But the Sharks were just a little bit better. In fact through most of the first two periods they were a lot better than Calgary. The Sharks dominated the first period, outshooting the Flames 17-3 and then held them to just 3 more shots in the second. In fact, a franchise road record was tied when Calgary managed only 13 shots all night. Logan Couture and Patrick Marleau both scored in the first period, ending goalless slumps. The team also played with a lot of energy. Credit Calgary for taking advantage of the great goaltending they were getting from Berra and when they scored twice in the third, including one on the power play, they had a shot at an unlikely win.
But in the end it was an unlikely sequence by the Sharks that ended the game in overtime. Joe Thornton who doesn’t shoot often, shot. Brad Stuart, who doesn’t end up at the front of the net often, went to the net. When Thornton’s shot hit Stuart under the arm and the puck slid underneath Berra, Stuart had an overtime winner, his first goal of the season, and his first goal as a Shark in 8 years! Unlikely indeed.

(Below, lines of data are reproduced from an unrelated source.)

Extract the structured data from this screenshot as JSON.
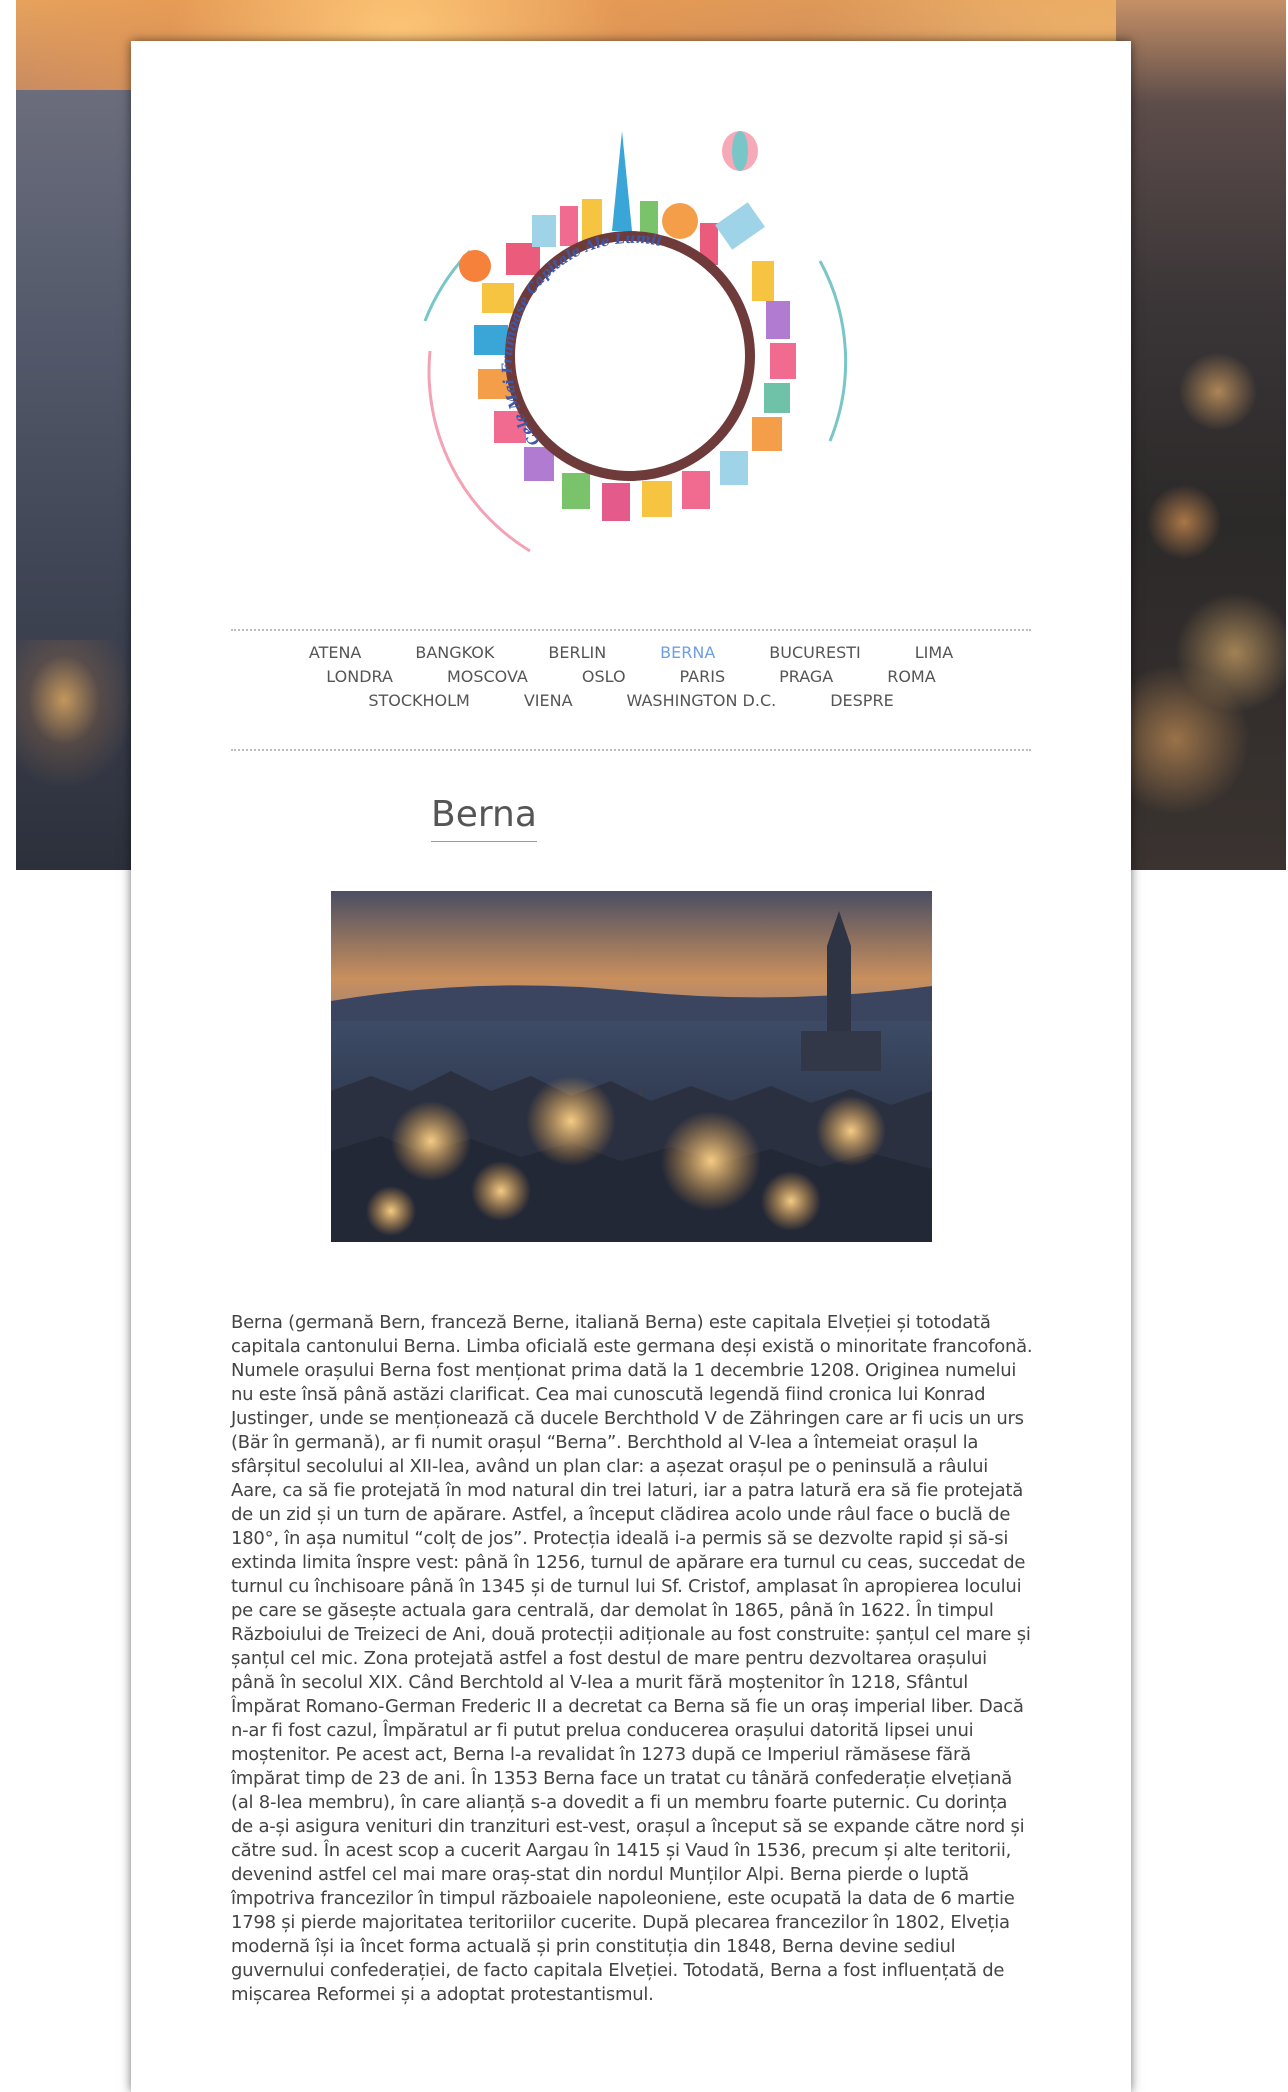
{
  "site": {
    "logo_text": "Cele Mai Frumoase Capitale Ale Lumii"
  },
  "nav": {
    "row1": [
      {
        "label": "ATENA",
        "active": false
      },
      {
        "label": "BANGKOK",
        "active": false
      },
      {
        "label": "BERLIN",
        "active": false
      },
      {
        "label": "BERNA",
        "active": true
      },
      {
        "label": "BUCURESTI",
        "active": false
      },
      {
        "label": "LIMA",
        "active": false
      }
    ],
    "row2": [
      {
        "label": "LONDRA",
        "active": false
      },
      {
        "label": "MOSCOVA",
        "active": false
      },
      {
        "label": "OSLO",
        "active": false
      },
      {
        "label": "PARIS",
        "active": false
      },
      {
        "label": "PRAGA",
        "active": false
      },
      {
        "label": "ROMA",
        "active": false
      }
    ],
    "row3": [
      {
        "label": "STOCKHOLM",
        "active": false
      },
      {
        "label": "VIENA",
        "active": false
      },
      {
        "label": "WASHINGTON D.C.",
        "active": false
      },
      {
        "label": "DESPRE",
        "active": false
      }
    ],
    "active_color": "#6d9fe6",
    "link_color": "#555555"
  },
  "article": {
    "title": "Berna",
    "body": "Berna (germană Bern, franceză Berne, italiană Berna) este capitala Elveției și totodată capitala cantonului Berna. Limba oficială este germana deși există o minoritate francofonă. Numele orașului Berna fost menționat prima dată la 1 decembrie 1208. Originea numelui nu este însă până astăzi clarificat. Cea mai cunoscută legendă fiind cronica lui Konrad Justinger, unde se menționează că ducele Berchthold V de Zähringen care ar fi ucis un urs (Bär în germană), ar fi numit orașul “Berna”. Berchthold al V-lea a întemeiat orașul la sfârșitul secolului al XII-lea, având un plan clar: a așezat orașul pe o peninsulă a râului Aare, ca să fie protejată în mod natural din trei laturi, iar a patra latură era să fie protejată de un zid și un turn de apărare. Astfel, a început clădirea acolo unde râul face o buclă de 180°, în așa numitul “colț de jos”. Protecția ideală i-a permis să se dezvolte rapid și să-si extinda limita înspre vest: până în 1256, turnul de apărare era turnul cu ceas, succedat de turnul cu închisoare până în 1345 și de turnul lui Sf. Cristof, amplasat în apropierea locului pe care se găsește actuala gara centrală, dar demolat în 1865, până în 1622. În timpul Războiului de Treizeci de Ani, două protecții adiționale au fost construite: șanțul cel mare și șanțul cel mic. Zona protejată astfel a fost destul de mare pentru dezvoltarea orașului până în secolul XIX. Când Berchtold al V-lea a murit fără moștenitor în 1218, Sfântul Împărat Romano-German Frederic II a decretat ca Berna să fie un oraș imperial liber. Dacă n-ar fi fost cazul, Împăratul ar fi putut prelua conducerea orașului datorită lipsei unui moștenitor. Pe acest act, Berna l-a revalidat în 1273 după ce Imperiul rămăsese fără împărat timp de 23 de ani. În 1353 Berna face un tratat cu tânără confederație elvețiană (al 8-lea membru), în care alianță s-a dovedit a fi un membru foarte puternic. Cu dorința de a-și asigura venituri din tranzituri est-vest, orașul a început să se expande către nord și către sud. În acest scop a cucerit Aargau în 1415 și Vaud în 1536, precum și alte teritorii, devenind astfel cel mai mare oraș-stat din nordul Munților Alpi. Berna pierde o luptă împotriva francezilor în timpul războaiele napoleoniene, este ocupată la data de 6 martie 1798 și pierde majoritatea teritoriilor cucerite. După plecarea francezilor în 1802, Elveția modernă își ia încet forma actuală și prin constituția din 1848, Berna devine sediul guvernului confederației, de facto capitala Elveției. Totodată, Berna a fost influențată de mișcarea Reformei și a adoptat protestantismul."
  }
}
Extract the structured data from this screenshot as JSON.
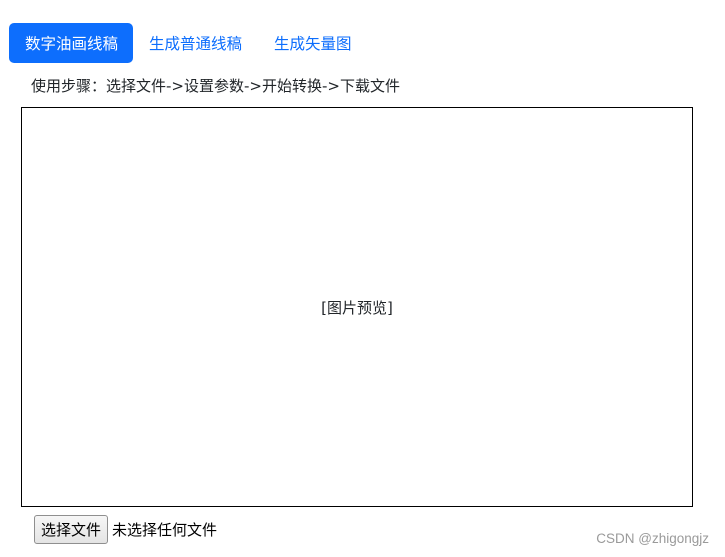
{
  "tabs": [
    {
      "label": "数字油画线稿",
      "active": true
    },
    {
      "label": "生成普通线稿",
      "active": false
    },
    {
      "label": "生成矢量图",
      "active": false
    }
  ],
  "instructions": "使用步骤：选择文件->设置参数->开始转换->下载文件",
  "preview": {
    "placeholder": "[图片预览]"
  },
  "file_input": {
    "button_label": "选择文件",
    "status": "未选择任何文件"
  },
  "watermark": "CSDN @zhigongjz",
  "colors": {
    "accent": "#0d6efd",
    "text": "#212529",
    "border": "#000000",
    "watermark": "#9a9a9a"
  }
}
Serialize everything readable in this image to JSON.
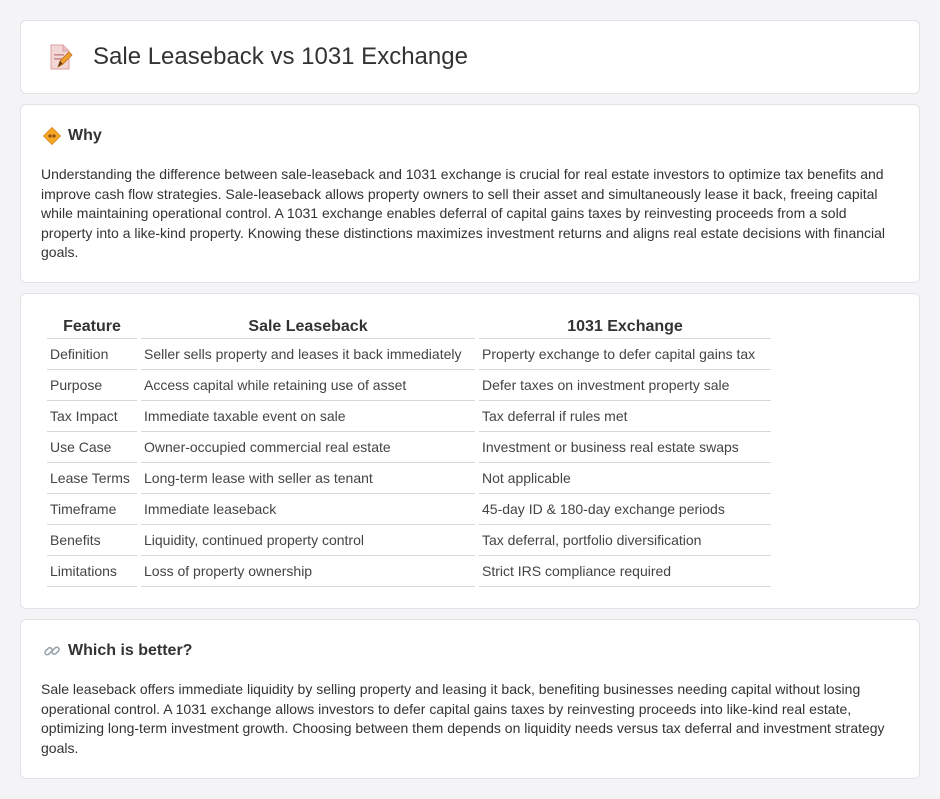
{
  "header": {
    "title": "Sale Leaseback vs 1031 Exchange",
    "icon": "document-pencil-icon"
  },
  "why": {
    "title": "Why",
    "icon": "diamond-sign-icon",
    "text": "Understanding the difference between sale-leaseback and 1031 exchange is crucial for real estate investors to optimize tax benefits and improve cash flow strategies. Sale-leaseback allows property owners to sell their asset and simultaneously lease it back, freeing capital while maintaining operational control. A 1031 exchange enables deferral of capital gains taxes by reinvesting proceeds from a sold property into a like-kind property. Knowing these distinctions maximizes investment returns and aligns real estate decisions with financial goals."
  },
  "comparison": {
    "headers": [
      "Feature",
      "Sale Leaseback",
      "1031 Exchange"
    ],
    "rows": [
      [
        "Definition",
        "Seller sells property and leases it back immediately",
        "Property exchange to defer capital gains tax"
      ],
      [
        "Purpose",
        "Access capital while retaining use of asset",
        "Defer taxes on investment property sale"
      ],
      [
        "Tax Impact",
        "Immediate taxable event on sale",
        "Tax deferral if rules met"
      ],
      [
        "Use Case",
        "Owner-occupied commercial real estate",
        "Investment or business real estate swaps"
      ],
      [
        "Lease Terms",
        "Long-term lease with seller as tenant",
        "Not applicable"
      ],
      [
        "Timeframe",
        "Immediate leaseback",
        "45-day ID & 180-day exchange periods"
      ],
      [
        "Benefits",
        "Liquidity, continued property control",
        "Tax deferral, portfolio diversification"
      ],
      [
        "Limitations",
        "Loss of property ownership",
        "Strict IRS compliance required"
      ]
    ]
  },
  "better": {
    "title": "Which is better?",
    "icon": "link-icon",
    "text": "Sale leaseback offers immediate liquidity by selling property and leasing it back, benefiting businesses needing capital without losing operational control. A 1031 exchange allows investors to defer capital gains taxes by reinvesting proceeds into like-kind real estate, optimizing long-term investment growth. Choosing between them depends on liquidity needs versus tax deferral and investment strategy goals."
  }
}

But a win is a win and the Sharks can now continue this road trip with a little bit of their confidence restored.
I’m Randy Hahn for SJSharks.com
If you watched Tuesday nights broadcast of the Sharks game against Buffalo on Comcast Sportsnet California or saw the highlights later on you know that the Sharks got a raw deal in overtime. The problem is I’m still not sure how a winning goal in overtime went undetected by the on-ice officials and the video review officials. Here’s what I think happened.
About two minutes into overtime, with the score tied 4-4, the Sharks Tyler Kennedy fired a hard wrist shot past Sabres goalie Ryan Miller and it bounced off the far goal post. Referee Mike Leggo immediately and correctly waved his arms indicating no goal, but he did not blow his whistle nor did it seem he was about to. The puck then bounced back underneath Miller back into the crease. Then a diving Tommy Wingels poked it into the net. The overhead replay then clearly shows Buffalo defenseman Tyler Myers quickly kicking the puck back out of the net with his right skate and the puck was then frozen underneath Millers pad. Leggo then blew the play dead.
It seems to me that Mike Leggo never saw the puck enter the net and didn’t see Meyers quickly slide it back out with his foot/skate. I’m guessing that in Leggo’s mind there was nothing to review because he never saw a goal. Now of course, we know that there was a goal.
The next question is what happened to the video review process? As I understand it the video goal judge at SAP Center has a dedicated live feed of both the overhead goal camera and the NHL’s in-net camera. Both of those views clearly showed the puck entering the net. It is also my understanding that the NHL’s video control center in Toronto has exactly the same live feed of those two camera’s. But neither the in-arena video goal judge, nor the staff manning the NHL video control center noticed the puck going into the net. Once the ensuing faceoff occurred and overtime continued, no goal could be awarded.
A few moments later our Comcast crew, in reviewing the play, noticed the puck had crossed the line and then we aired our footage at the next stoppage of play.
In summary: The Sharks scored in overtime, the on ice officials didn’t see it and the in arena video goal judge didn’t see it on the live feeds, nor did his colleagues in Toronto. The NHL’s usually reliable process failed this time. It cost the Sharks a win and a point in the standings and I’m not sure how the hockey gods will even this one out.
I’m Randy Hahn